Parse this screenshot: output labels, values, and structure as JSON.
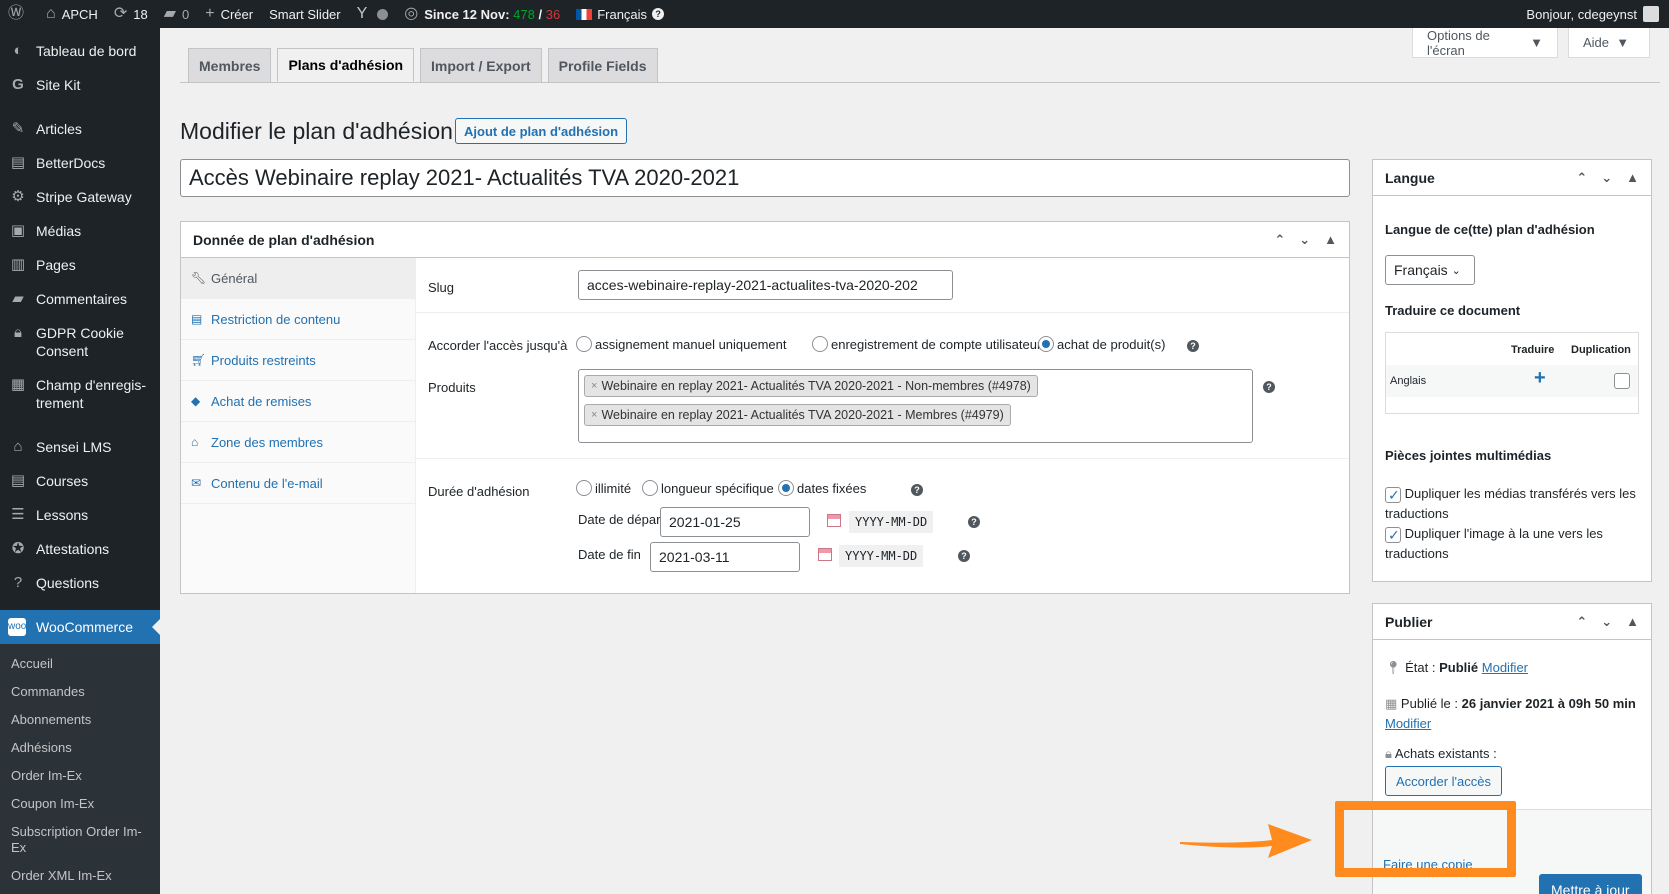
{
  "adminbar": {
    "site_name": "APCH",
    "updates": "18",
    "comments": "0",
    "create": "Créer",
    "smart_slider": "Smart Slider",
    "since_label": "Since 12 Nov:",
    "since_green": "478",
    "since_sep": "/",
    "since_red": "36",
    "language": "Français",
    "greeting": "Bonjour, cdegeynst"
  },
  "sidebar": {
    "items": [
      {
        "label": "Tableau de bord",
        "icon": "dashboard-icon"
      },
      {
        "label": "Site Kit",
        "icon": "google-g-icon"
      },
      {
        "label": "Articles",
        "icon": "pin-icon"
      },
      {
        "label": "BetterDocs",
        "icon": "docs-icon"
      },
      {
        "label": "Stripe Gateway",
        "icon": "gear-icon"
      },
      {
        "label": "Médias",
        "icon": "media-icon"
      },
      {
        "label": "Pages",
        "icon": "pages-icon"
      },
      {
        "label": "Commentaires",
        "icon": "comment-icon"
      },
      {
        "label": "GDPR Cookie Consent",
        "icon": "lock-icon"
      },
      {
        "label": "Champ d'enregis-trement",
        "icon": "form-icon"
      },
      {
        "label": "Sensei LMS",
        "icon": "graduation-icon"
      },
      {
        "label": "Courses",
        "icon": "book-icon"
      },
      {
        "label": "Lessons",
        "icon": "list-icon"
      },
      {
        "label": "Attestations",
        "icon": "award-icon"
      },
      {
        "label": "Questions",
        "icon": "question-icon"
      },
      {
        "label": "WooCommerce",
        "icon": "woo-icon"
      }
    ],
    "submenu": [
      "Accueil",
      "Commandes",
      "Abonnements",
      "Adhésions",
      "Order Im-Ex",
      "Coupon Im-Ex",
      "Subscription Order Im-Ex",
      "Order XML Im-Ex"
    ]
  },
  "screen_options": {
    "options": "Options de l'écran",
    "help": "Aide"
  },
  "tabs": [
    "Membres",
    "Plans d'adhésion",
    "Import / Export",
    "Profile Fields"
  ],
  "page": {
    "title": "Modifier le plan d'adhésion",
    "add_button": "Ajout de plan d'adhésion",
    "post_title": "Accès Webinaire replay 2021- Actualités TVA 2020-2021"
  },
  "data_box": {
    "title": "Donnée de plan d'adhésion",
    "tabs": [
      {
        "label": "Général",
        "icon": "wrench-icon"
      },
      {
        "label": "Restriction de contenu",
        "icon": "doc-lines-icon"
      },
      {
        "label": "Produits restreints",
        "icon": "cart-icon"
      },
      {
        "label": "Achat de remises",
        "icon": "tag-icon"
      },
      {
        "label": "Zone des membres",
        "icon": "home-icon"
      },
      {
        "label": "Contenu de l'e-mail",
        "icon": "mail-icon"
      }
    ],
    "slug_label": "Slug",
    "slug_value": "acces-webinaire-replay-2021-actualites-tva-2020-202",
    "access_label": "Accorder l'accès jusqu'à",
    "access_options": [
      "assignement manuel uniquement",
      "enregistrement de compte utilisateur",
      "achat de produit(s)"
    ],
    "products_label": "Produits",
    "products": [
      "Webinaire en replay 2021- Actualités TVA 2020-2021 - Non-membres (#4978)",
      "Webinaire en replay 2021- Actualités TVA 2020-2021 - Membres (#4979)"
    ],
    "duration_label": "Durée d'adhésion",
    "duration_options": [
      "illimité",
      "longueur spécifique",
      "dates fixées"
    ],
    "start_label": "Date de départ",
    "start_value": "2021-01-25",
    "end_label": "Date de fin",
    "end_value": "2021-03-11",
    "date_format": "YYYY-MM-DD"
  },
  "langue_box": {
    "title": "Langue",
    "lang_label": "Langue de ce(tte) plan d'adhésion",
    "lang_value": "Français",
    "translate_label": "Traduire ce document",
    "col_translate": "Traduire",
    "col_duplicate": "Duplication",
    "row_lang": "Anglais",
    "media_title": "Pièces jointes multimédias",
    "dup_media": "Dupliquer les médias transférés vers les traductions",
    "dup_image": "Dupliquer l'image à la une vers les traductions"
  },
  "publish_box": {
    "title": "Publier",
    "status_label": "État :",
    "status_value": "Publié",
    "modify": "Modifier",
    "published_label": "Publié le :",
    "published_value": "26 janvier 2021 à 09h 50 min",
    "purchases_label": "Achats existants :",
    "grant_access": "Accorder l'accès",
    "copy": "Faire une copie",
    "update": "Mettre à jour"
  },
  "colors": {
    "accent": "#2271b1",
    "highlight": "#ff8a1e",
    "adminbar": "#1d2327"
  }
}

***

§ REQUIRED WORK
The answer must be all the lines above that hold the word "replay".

§ EXERCISE OUTPUT
    "post_title": "Accès Webinaire replay 2021- Actualités TVA 2020-2021"
    "slug_value": "acces-webinaire-replay-2021-actualites-tva-2020-202",
      "Webinaire en replay 2021- Actualités TVA 2020-2021 - Non-membres (#4978)",
      "Webinaire en replay 2021- Actualités TVA 2020-2021 - Membres (#4979)"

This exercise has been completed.